* [Exercise objective]:
Could you print the listing again exactly, omitting the pictures?

* [Dataset records]:
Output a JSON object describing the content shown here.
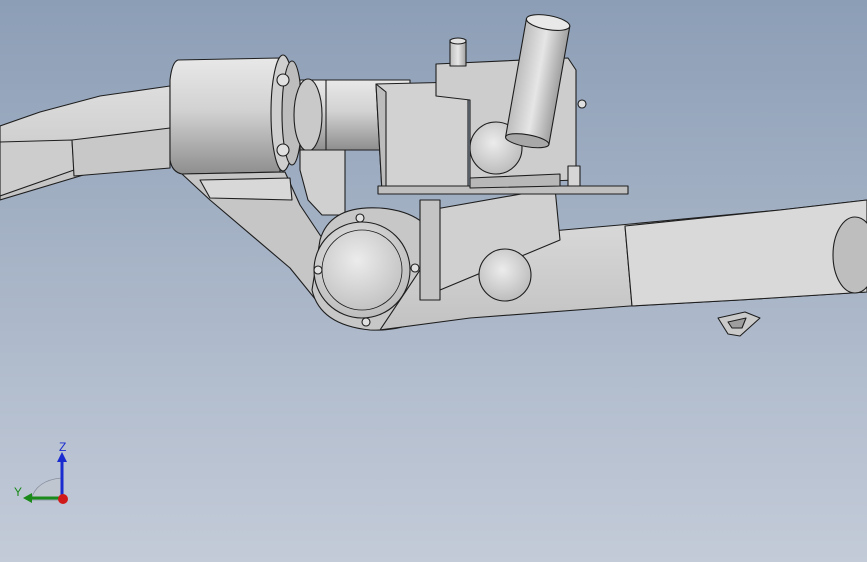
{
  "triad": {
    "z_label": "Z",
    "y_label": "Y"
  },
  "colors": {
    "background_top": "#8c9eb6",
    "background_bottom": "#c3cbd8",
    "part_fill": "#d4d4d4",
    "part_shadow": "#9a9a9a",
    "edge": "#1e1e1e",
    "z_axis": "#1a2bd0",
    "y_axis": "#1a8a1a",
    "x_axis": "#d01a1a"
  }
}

* [Answer]:
Output a JSON object describing the content shown here.
{
  "triad": {
    "z_label": "Z",
    "y_label": "Y"
  },
  "colors": {
    "background_top": "#8c9eb6",
    "background_bottom": "#c3cbd8",
    "part_fill": "#d4d4d4",
    "part_shadow": "#9a9a9a",
    "edge": "#1e1e1e",
    "z_axis": "#1a2bd0",
    "y_axis": "#1a8a1a",
    "x_axis": "#d01a1a"
  }
}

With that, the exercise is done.